+++ AVAILABLE DATA +++

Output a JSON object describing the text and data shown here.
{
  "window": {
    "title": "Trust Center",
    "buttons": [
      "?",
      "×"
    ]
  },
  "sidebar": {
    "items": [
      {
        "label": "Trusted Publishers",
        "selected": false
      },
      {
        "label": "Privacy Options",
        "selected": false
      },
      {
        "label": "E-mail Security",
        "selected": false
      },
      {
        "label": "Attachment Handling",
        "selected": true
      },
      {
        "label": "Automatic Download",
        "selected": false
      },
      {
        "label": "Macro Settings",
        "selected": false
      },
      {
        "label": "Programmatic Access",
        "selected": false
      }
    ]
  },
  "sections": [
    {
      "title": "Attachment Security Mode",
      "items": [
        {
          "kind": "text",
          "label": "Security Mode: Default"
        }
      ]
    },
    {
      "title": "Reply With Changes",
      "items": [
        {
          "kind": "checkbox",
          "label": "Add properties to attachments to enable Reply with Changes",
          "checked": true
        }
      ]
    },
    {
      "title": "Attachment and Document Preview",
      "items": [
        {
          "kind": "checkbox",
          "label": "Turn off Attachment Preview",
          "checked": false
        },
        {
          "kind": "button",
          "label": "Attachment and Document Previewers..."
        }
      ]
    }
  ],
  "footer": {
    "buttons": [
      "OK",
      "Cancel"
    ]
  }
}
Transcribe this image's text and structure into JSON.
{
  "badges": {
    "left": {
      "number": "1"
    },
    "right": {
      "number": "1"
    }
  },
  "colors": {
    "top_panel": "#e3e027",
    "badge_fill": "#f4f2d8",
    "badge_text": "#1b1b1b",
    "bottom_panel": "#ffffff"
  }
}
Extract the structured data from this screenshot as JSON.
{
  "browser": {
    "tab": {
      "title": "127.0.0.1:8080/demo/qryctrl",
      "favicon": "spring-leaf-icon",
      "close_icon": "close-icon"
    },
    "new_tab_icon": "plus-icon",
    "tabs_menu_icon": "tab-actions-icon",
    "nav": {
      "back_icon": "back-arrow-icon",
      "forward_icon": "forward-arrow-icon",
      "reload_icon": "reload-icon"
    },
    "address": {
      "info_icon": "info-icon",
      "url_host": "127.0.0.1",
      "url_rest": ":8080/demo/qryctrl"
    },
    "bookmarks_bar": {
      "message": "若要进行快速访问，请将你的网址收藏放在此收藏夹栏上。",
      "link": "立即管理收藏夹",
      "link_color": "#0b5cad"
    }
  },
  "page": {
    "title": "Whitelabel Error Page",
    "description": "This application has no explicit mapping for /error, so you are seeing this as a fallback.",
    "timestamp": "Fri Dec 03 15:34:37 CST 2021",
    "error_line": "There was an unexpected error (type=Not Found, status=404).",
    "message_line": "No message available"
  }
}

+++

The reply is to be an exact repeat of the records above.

Output a JSON object describing the text and data shown here.
{
  "window": {
    "title": "Trust Center",
    "buttons": [
      "?",
      "×"
    ]
  },
  "sidebar": {
    "items": [
      {
        "label": "Trusted Publishers",
        "selected": false
      },
      {
        "label": "Privacy Options",
        "selected": false
      },
      {
        "label": "E-mail Security",
        "selected": false
      },
      {
        "label": "Attachment Handling",
        "selected": true
      },
      {
        "label": "Automatic Download",
        "selected": false
      },
      {
        "label": "Macro Settings",
        "selected": false
      },
      {
        "label": "Programmatic Access",
        "selected": false
      }
    ]
  },
  "sections": [
    {
      "title": "Attachment Security Mode",
      "items": [
        {
          "kind": "text",
          "label": "Security Mode: Default"
        }
      ]
    },
    {
      "title": "Reply With Changes",
      "items": [
        {
          "kind": "checkbox",
          "label": "Add properties to attachments to enable Reply with Changes",
          "checked": true
        }
      ]
    },
    {
      "title": "Attachment and Document Preview",
      "items": [
        {
          "kind": "checkbox",
          "label": "Turn off Attachment Preview",
          "checked": false
        },
        {
          "kind": "button",
          "label": "Attachment and Document Previewers..."
        }
      ]
    }
  ],
  "footer": {
    "buttons": [
      "OK",
      "Cancel"
    ]
  }
}
Transcribe this image's text and structure into JSON.
{
  "badges": {
    "left": {
      "number": "1"
    },
    "right": {
      "number": "1"
    }
  },
  "colors": {
    "top_panel": "#e3e027",
    "badge_fill": "#f4f2d8",
    "badge_text": "#1b1b1b",
    "bottom_panel": "#ffffff"
  }
}
Extract the structured data from this screenshot as JSON.
{
  "browser": {
    "tab": {
      "title": "127.0.0.1:8080/demo/qryctrl",
      "favicon": "spring-leaf-icon",
      "close_icon": "close-icon"
    },
    "new_tab_icon": "plus-icon",
    "tabs_menu_icon": "tab-actions-icon",
    "nav": {
      "back_icon": "back-arrow-icon",
      "forward_icon": "forward-arrow-icon",
      "reload_icon": "reload-icon"
    },
    "address": {
      "info_icon": "info-icon",
      "url_host": "127.0.0.1",
      "url_rest": ":8080/demo/qryctrl"
    },
    "bookmarks_bar": {
      "message": "若要进行快速访问，请将你的网址收藏放在此收藏夹栏上。",
      "link": "立即管理收藏夹",
      "link_color": "#0b5cad"
    }
  },
  "page": {
    "title": "Whitelabel Error Page",
    "description": "This application has no explicit mapping for /error, so you are seeing this as a fallback.",
    "timestamp": "Fri Dec 03 15:34:37 CST 2021",
    "error_line": "There was an unexpected error (type=Not Found, status=404).",
    "message_line": "No message available"
  }
}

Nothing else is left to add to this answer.